This, in fact, poses a broader question: Can Nandy be trusted to deal with international crises impacting Muslims more broadly? The war in Yemen and the plight of the Rohingya people serve as perhaps the quintessential examples here. Will she do the right thing when faced with the harsh realities of leadership, when it’s inconvenient?
And, although Nandy indeed polls a relatively distant third to Keir Starmer and Rebecca Long-Bailey in this leadership race, there remains a high likelihood that whoever is the eventual victor appoints the other two to their Shadow Cabinet. That means significant power and control over specific areas of Labor’s—and in four years potentially the country’s—policy. Anyone in such a position of trust needs to show themselves capable of standing up for all marginalized communities.

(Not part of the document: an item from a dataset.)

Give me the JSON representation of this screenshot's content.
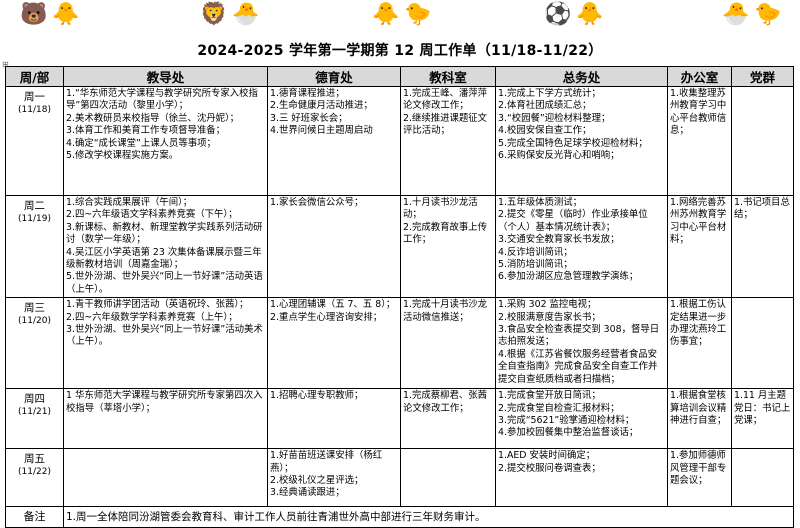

Let us not forget, however, the other two candidates’ deafening silence. Neither has, at the time of writing, released a public statement on the Phillips issue. Saying nothing is almost as bad as saying the wrong thing and contrasts with, for instance, Starmer’s open declaration that the decision to readmit Chris Williamson should be overruled and referred to Labor’s National Constitutional Committee.
I find myself, therefore, in the rather depressing situation of having to finish by calling on all three leadership candidates to denounce Trevor Phillips’ comments as Islamophobic, prior to the April 2 conclusion of this leadership election. There is still time left; they must do better than this. Muslims in Britain and around the world deserve that much at least.